We went over yesterday what not to do when asking for a raise. Now the meaty stuff: What should you actually do when you ask for a raise? It’s tricky business, because it means both asserting your worth and not seeming like an entitled brat. But dude, don’t you want more money? Yes? Then get cracking on the following.
1. Have proof of your value to the company.
Document your achievements, whether it’s a high-trafficking blog post for the company or a huge sale. Then, if possible, quantify those achievements (for example, “This post I did got 300K hits, which means XYZ in pageviews, and advertisers noticed–see how many more deals we got afterward?”). Have all of these on hand for when you schedule your meeting with your boss, and for the love of Chris Hemsworth, seem excited about them. Even if they’re boring.
2. Time it carefully.
Done something awesome recently? Now’s a good time to ask for a raise. If you’ve only been on board for a few months, or if you know the company is struggling financially, don’t ask for more money just yet. You’ll look, well, entitled. And remember what we discussed about that?
If you practice what you’re going to say before you actually say it for real, you’ll sound more confident, assured and in charge when you actually have your meeting. In turn, you’re also less likely to ramble or flub your words, which can only help your case.
4. Ask if you deserve a pay cut.
Mindf*ck! This is a bit of an underhanded way to psych employers out, but it works: Ask your boss if she’s happy with your performance. If she is, ask if you deserve a pay cut.
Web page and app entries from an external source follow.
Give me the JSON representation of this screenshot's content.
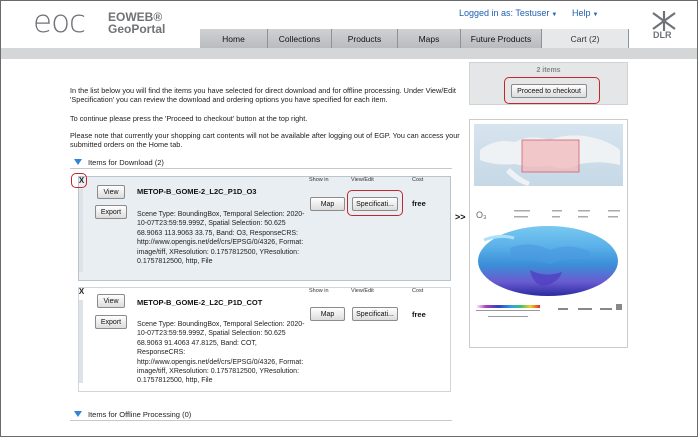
{
  "header": {
    "logo_text": "eoc",
    "logo_sub1": "EOWEB®",
    "logo_sub2": "GeoPortal",
    "logged_in": "Logged in as: Testuser",
    "help": "Help",
    "dlr": "DLR"
  },
  "tabs": [
    {
      "label": "Home"
    },
    {
      "label": "Collections"
    },
    {
      "label": "Products"
    },
    {
      "label": "Maps"
    },
    {
      "label": "Future Products"
    },
    {
      "label": "Cart (2)"
    }
  ],
  "intro": {
    "p1": "In the list below you will find the items you have selected for direct download and for offline processing. Under View/Edit 'Specification' you can review the download and ordering options you have specified for each item.",
    "p2": "To continue please press the 'Proceed to checkout' button at the top right.",
    "p3": "Please note that currently your shopping cart contents will not be available after logging out of EGP. You can access your submitted orders on the Home tab."
  },
  "sections": {
    "download": "Items for Download (2)",
    "offline": "Items for Offline Processing (0)"
  },
  "columns": {
    "show_in": "Show in",
    "view_edit": "View/Edit",
    "cost": "Cost"
  },
  "items": [
    {
      "remove": "X",
      "view": "View",
      "export": "Export",
      "title": "METOP-B_GOME-2_L2C_P1D_O3",
      "map": "Map",
      "spec": "Specificati...",
      "cost": "free",
      "desc": "Scene Type: BoundingBox, Temporal Selection: 2020-10-07T23:59:59.999Z, Spatial Selection: 50.625 68.9063 113.9063 33.75, Band: O3, ResponseCRS: http://www.opengis.net/def/crs/EPSG/0/4326, Format: image/tiff, XResolution: 0.1757812500, YResolution: 0.1757812500, http, File"
    },
    {
      "remove": "X",
      "view": "View",
      "export": "Export",
      "title": "METOP-B_GOME-2_L2C_P1D_COT",
      "map": "Map",
      "spec": "Specificati...",
      "cost": "free",
      "desc": "Scene Type: BoundingBox, Temporal Selection: 2020-10-07T23:59:59.999Z, Spatial Selection: 50.625 68.9063 91.4063 47.8125, Band: COT, ResponseCRS: http://www.opengis.net/def/crs/EPSG/0/4326, Format: image/tiff, XResolution: 0.1757812500, YResolution: 0.1757812500, http, File"
    }
  ],
  "cart": {
    "count": "2 items",
    "checkout": "Proceed to checkout",
    "arrows": ">>",
    "preview_symbol": "O₃"
  },
  "colors": {
    "accent_blue": "#2e86d4",
    "highlight_red": "#c4262e",
    "tab_active": "#e7e8e9"
  }
}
This will initially confuse them, at which point you’ll explain that the cost of living has increased, and that by keeping your current salary, you’re effectively taking a pay cut because your salary has less value now than it did a year ago.
5. Let your boss determine how much of a raise to actually give you.
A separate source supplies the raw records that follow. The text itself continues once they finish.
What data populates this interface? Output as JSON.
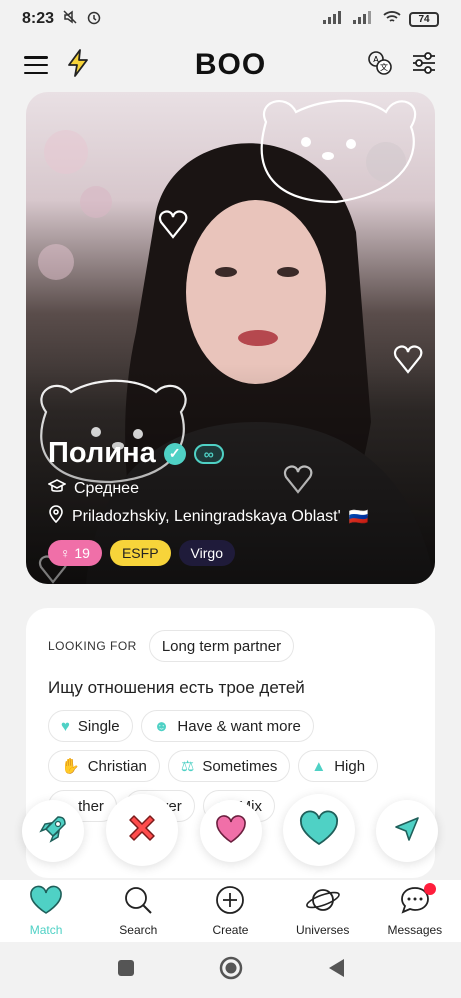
{
  "status_bar": {
    "time": "8:23",
    "battery": "74"
  },
  "header": {
    "logo": "BOO"
  },
  "profile": {
    "name": "Полина",
    "education": "Среднее",
    "location": "Priladozhskiy, Leningradskaya Oblast'",
    "flag": "🇷🇺",
    "tags": {
      "age": "19",
      "mbti": "ESFP",
      "zodiac": "Virgo"
    }
  },
  "about": {
    "looking_for_label": "LOOKING FOR",
    "looking_for_value": "Long term partner",
    "bio": "Ищу отношения есть трое детей",
    "pills": [
      {
        "icon": "heart-icon",
        "label": "Single"
      },
      {
        "icon": "baby-icon",
        "label": "Have & want more"
      },
      {
        "icon": "praying-hands-icon",
        "label": "Christian"
      },
      {
        "icon": "dumbbell-icon",
        "label": "Sometimes"
      },
      {
        "icon": "graduation-icon",
        "label": "High"
      },
      {
        "icon": "globe-icon",
        "label": "ther"
      },
      {
        "icon": "smoke-icon",
        "label": "ver"
      },
      {
        "icon": "cocktail-icon",
        "label": "Mix"
      }
    ]
  },
  "nav": {
    "match": "Match",
    "search": "Search",
    "create": "Create",
    "universes": "Universes",
    "messages": "Messages"
  },
  "colors": {
    "accent": "#4fd1c5",
    "pink": "#f06fa8",
    "yellow": "#f7d43a",
    "red": "#ff1e3c"
  }
}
Always let them give you a number. You can highball them afterward if you want and maybe meet in the middle, but know that the average raise is 5 to 10 percent per year. If they offer you anything within that range, it’s fair. But be sure to let them throw out the first (and probably final) figure.
6. Have alternative options handy if the boss says no to an actual pay raise.
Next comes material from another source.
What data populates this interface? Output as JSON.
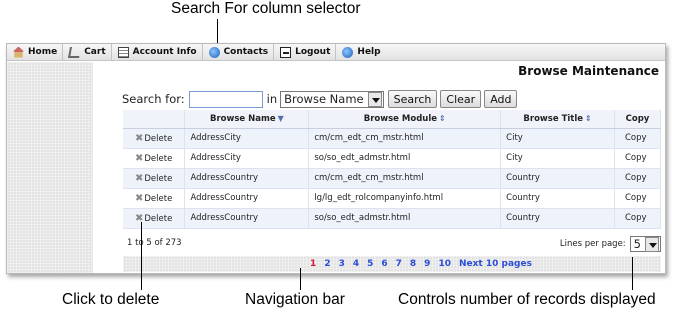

If they can’t afford to give you more actual money, you can negotiate other perks instead: Can you work remotely once a week? Can you nab an extra vacation day or two? Summer Fridays? You have options, so be sure to include them in your talks if more cold, hard cash isn’t one of them.